Dear Eunice Farmer: This fall my husband and I will be celebrating our 50th wedding anniversary. I would like to wear a long dress and jacket without too much fitting. If possible, I would like to be able to shorten the skirt after the affair so that I can get more wear out of it. -- Dorothy M.
Dear Dorothy: I have selected a wonderful pattern for many special occasions. If any readers have one coming up, you might want to buy this pattern now.
Butterick 5885, sized 8-24, is actually a three-piece ensemble. The skirt is straight; however, the outfit would look great with palazzo pants or an A-line skirt. The shell is semifitted, and the jacket comes in two lengths -- fingertip or full length. Select a drapey fabric that isn't stiff but has a little body. Satin-back crepe would be an excellent choice because you can use the satin side for the banding at the hem and sleeves.
Sew for a living
Dear Eunice Farmer: I just retired and have always loved to sew, but I never had enough time. I would like to start a little alteration service. I have a background in sewing and tailoring, but I have no idea how much to charge or how to get started. Please help -- your advice is always right! -- Ginnie L.
Dear Ginnie: I love your idea. You won't have any trouble finding customers, because everyone is in need of simple alterations since clothes are so shapeless today.

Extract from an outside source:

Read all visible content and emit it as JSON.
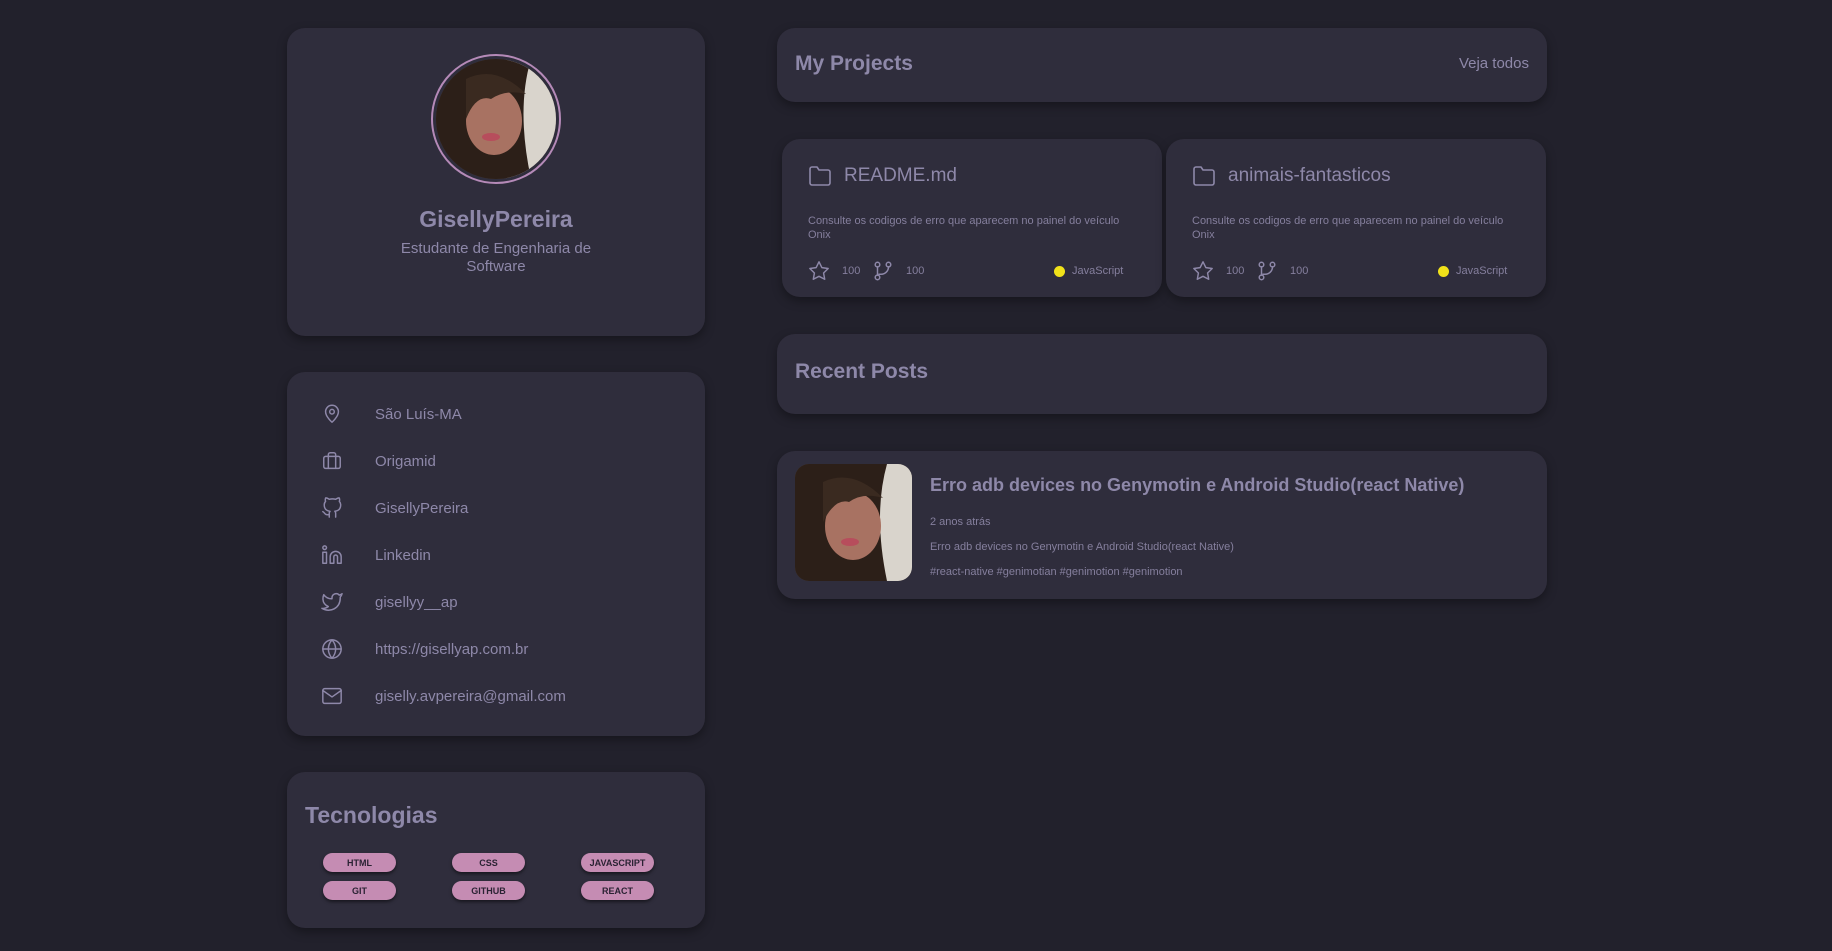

I would go to your local dry cleaners -- they always need help. Another option is to work for an upscale shop in the alterations department. Then you will have an idea of how to begin and how much to charge. When you eventually work in your own home, you can charge less; however, don't sell yourself short. Decide what your time is worth and charge accordingly. Be upfront with your customers, and tell them you charge by the hour. If they change their minds, the price goes up.
This can be a very lucrative business, so be fair, be prompt, do great work, and you will be surprised how much money you can make doing something you enjoy!
Patterns from smaller firms
Dear Eunice Farmer: Recently I visited a large city and, of course, went to the fabric stores. I found several small pattern companies that had some unusual patterns I had never seen before. They were very up-to-date fashions. I am wondering why you don't recommend them in your column. -- Lynne C.
Dear Lynne: You are right; there are quite a few independent pattern companies today. Some of them are not as accurate as the major companies. Also, many leave too much to your imagination when it comes to instructions.
Unfortunately, I can only recommend patterns that are available in most areas. These smaller companies' patterns are sold in very, very few stores. You can be sure that I will be watching their progress, and when they are nationally available, I will be more than happy to promote them.
When your zipper doesn't slide up and down easily, rub the zipper with the point of a lead pencil -- the lead renews the zipper's use.